Support won't be free, however. "Customers will come to Sun to purchase the licenses, services and support to take full advantage of the benefits Sun software can offer them," Sun said in a statement.

Existing support pricing won't change, Sun said. Customers pay $50 per year, per employee, to use any of six suites of servers software. Alternatively, they can pay $140 per year, per employee, for the entire Java Enterprise Server collection. For example, a company with 1,000 employees would pay $50,000 to use as much of the identity management software as desired, and another $50,000 to add the suite for e-mail, online calendars and contact lists.

"Today customers have the opportunity to use the software free of charge. For that, they will get pointed back to community and forums for support. There's no indemnification, warranty, service and support, break and fix (support)," said John Loiacono, Sun's executive vice president for software. "That's very unacceptable for the vast majority of any customers doing any kind of business-critical deployment."

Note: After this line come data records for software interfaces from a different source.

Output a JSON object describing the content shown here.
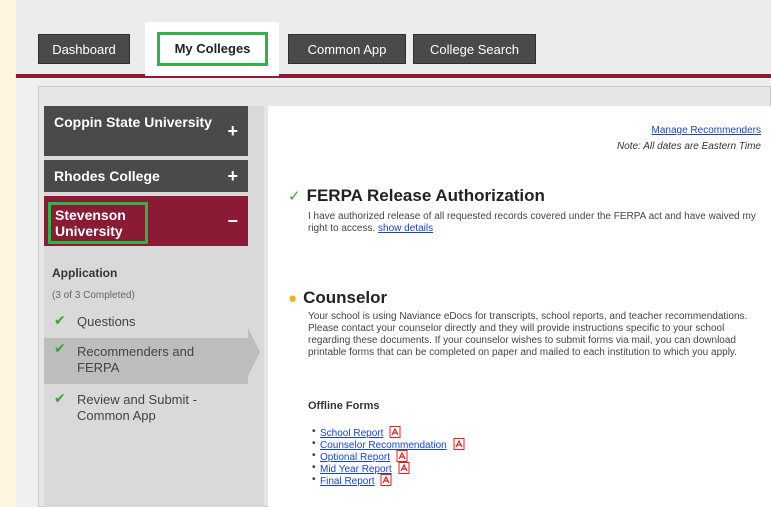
{
  "tabs": [
    {
      "label": "Dashboard"
    },
    {
      "label": "My Colleges"
    },
    {
      "label": "Common App"
    },
    {
      "label": "College Search"
    }
  ],
  "colleges": [
    {
      "name": "Coppin State University",
      "sign": "+"
    },
    {
      "name": "Rhodes College",
      "sign": "+"
    },
    {
      "name": "Stevenson University",
      "sign": "−"
    }
  ],
  "application": {
    "title": "Application",
    "count": "(3 of 3 Completed)",
    "steps": [
      {
        "label": "Questions"
      },
      {
        "label": "Recommenders and FERPA"
      },
      {
        "label": "Review and Submit - Common App"
      }
    ]
  },
  "content": {
    "manage_link": "Manage Recommenders",
    "note": "Note: All dates are Eastern Time",
    "ferpa": {
      "title": "FERPA Release Authorization",
      "text": "I have authorized release of all requested records covered under the FERPA act and have waived my right to access.",
      "link": "show details"
    },
    "counselor": {
      "title": "Counselor",
      "text": "Your school is using Naviance eDocs for transcripts, school reports, and teacher recommendations. Please contact your counselor directly and they will provide instructions specific to your school regarding these documents. If your counselor wishes to submit forms via mail, you can download printable forms that can be completed on paper and mailed to each institution to which you apply."
    },
    "offline_title": "Offline Forms",
    "forms": [
      {
        "label": "School Report"
      },
      {
        "label": "Counselor Recommendation"
      },
      {
        "label": "Optional Report"
      },
      {
        "label": "Mid Year Report"
      },
      {
        "label": "Final Report"
      }
    ]
  },
  "colors": {
    "accent": "#8b1a35",
    "highlight": "#2db34a",
    "link": "#1a44cc"
  }
}
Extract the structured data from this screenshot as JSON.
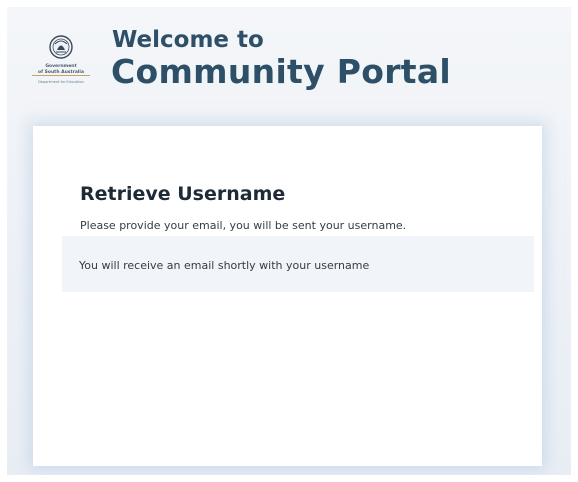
{
  "header": {
    "logo": {
      "icon": "government-crest-icon",
      "line1": "Government",
      "line2": "of South Australia",
      "line3": "Department for Education"
    },
    "welcome": "Welcome to",
    "portal": "Community Portal"
  },
  "card": {
    "title": "Retrieve Username",
    "subtitle": "Please provide your email, you will be sent your username.",
    "message": "You will receive an email shortly with your username"
  },
  "colors": {
    "heading": "#2d5068",
    "card_title": "#1e2a36",
    "background": "#eef2f7",
    "message_box": "#f1f4f8"
  }
}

Pricing isn't the only issue the company faces with its software. With some exceptions such as its identity management package, Sun's server software hasn't been terribly popular despite a lower cost than rival products from IBM and BEA Systems. One core product, the application server that runs Java programs, was already made available for free, and customers with fewer than 100 employees could use the Java Enterprise System for free.

Schwartz said Sun's free application server has become widely used, but acknowledged that the Santa Clara, Calif.-based company has had a challenge finding "the right mechanism to monetize the volume out there."

But he also said Sun has achieved some success with the JES pricing. "It has become roughly a $100 million-a-year business for Sun," he said.

In the last few quarters, Loiacono said, the software subscription model has been increasing deferred revenue, which is money customers are scheduled to pay Sun in the future.

And Sun is hoping the new strategy will carry it into a customer segment it has largely missed so far: small and medium-size businesses known in the industry as SMBs.

Although Sun has offered JES free to small companies since 2003, it hasn't matched the offer with marketing, Loiacono said. Now, in combination with sales channel partners, Sun plans to try to tackle that market with particular subsets of JES.

"Not a lot of SMBs are going to want high-end clustering, but almost every one will be looking at the Web tier," Loiacono said.

Release schedules
About 80 percent of the packages are available for free download today. In December, Sun plans to make the PostgreSQL available, Loiacono said. In the first quarter of 2006 will come Identity management, Sun Ray and Tarentella software. The SeeBeyond software is due to be released for free near the end of the first quarter.

Sun was less forthcoming on the schedule for when the software would become open-source as well, but Loiacono said significant elements will arrive in the first quarter of 2006 and that most current products should be open-source within two years.

"From what we have today, we would assume that within couple years we'll have the majority attacked," Loiacono said, cautioning that any new software acquisitions won't necessarily happen on the same schedule.

Sun can't release software until legal reviews have been completed, but Loiacono said a more significant delay is caused by the time it takes to build a developer community that's interested--either by adopting an existing community or building a new one from scratch.

Sun plans to use its Community Development and Distribution License to cover the server software, Loiacono added, but reserved the option to use a different open-source license if faced with issues the company isn't aware of today.